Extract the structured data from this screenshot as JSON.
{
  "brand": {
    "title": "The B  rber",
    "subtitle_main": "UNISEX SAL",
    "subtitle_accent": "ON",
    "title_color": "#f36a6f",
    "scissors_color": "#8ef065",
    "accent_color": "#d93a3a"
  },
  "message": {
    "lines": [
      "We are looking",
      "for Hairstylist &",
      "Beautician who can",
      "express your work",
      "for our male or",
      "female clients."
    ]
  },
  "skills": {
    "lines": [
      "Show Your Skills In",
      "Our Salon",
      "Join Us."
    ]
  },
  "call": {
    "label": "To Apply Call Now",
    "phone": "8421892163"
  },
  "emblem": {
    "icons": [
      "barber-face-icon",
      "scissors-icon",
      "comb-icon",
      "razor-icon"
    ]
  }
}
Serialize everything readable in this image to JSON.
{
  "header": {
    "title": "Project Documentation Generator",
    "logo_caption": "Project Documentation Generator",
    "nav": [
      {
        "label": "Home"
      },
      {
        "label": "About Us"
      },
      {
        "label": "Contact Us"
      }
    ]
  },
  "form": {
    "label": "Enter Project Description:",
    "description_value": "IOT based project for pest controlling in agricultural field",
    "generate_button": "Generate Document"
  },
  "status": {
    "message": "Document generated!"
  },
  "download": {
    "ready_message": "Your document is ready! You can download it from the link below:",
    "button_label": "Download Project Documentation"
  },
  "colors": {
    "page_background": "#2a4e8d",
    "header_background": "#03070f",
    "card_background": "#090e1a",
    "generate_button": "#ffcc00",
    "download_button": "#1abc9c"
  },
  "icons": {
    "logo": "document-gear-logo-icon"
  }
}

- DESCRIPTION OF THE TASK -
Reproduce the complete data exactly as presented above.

- RESPONSE TO THIS TASK -
Extract the structured data from this screenshot as JSON.
{
  "brand": {
    "title": "The B  rber",
    "subtitle_main": "UNISEX SAL",
    "subtitle_accent": "ON",
    "title_color": "#f36a6f",
    "scissors_color": "#8ef065",
    "accent_color": "#d93a3a"
  },
  "message": {
    "lines": [
      "We are looking",
      "for Hairstylist &",
      "Beautician who can",
      "express your work",
      "for our male or",
      "female clients."
    ]
  },
  "skills": {
    "lines": [
      "Show Your Skills In",
      "Our Salon",
      "Join Us."
    ]
  },
  "call": {
    "label": "To Apply Call Now",
    "phone": "8421892163"
  },
  "emblem": {
    "icons": [
      "barber-face-icon",
      "scissors-icon",
      "comb-icon",
      "razor-icon"
    ]
  }
}
Serialize everything readable in this image to JSON.
{
  "header": {
    "title": "Project Documentation Generator",
    "logo_caption": "Project Documentation Generator",
    "nav": [
      {
        "label": "Home"
      },
      {
        "label": "About Us"
      },
      {
        "label": "Contact Us"
      }
    ]
  },
  "form": {
    "label": "Enter Project Description:",
    "description_value": "IOT based project for pest controlling in agricultural field",
    "generate_button": "Generate Document"
  },
  "status": {
    "message": "Document generated!"
  },
  "download": {
    "ready_message": "Your document is ready! You can download it from the link below:",
    "button_label": "Download Project Documentation"
  },
  "colors": {
    "page_background": "#2a4e8d",
    "header_background": "#03070f",
    "card_background": "#090e1a",
    "generate_button": "#ffcc00",
    "download_button": "#1abc9c"
  },
  "icons": {
    "logo": "document-gear-logo-icon"
  }
}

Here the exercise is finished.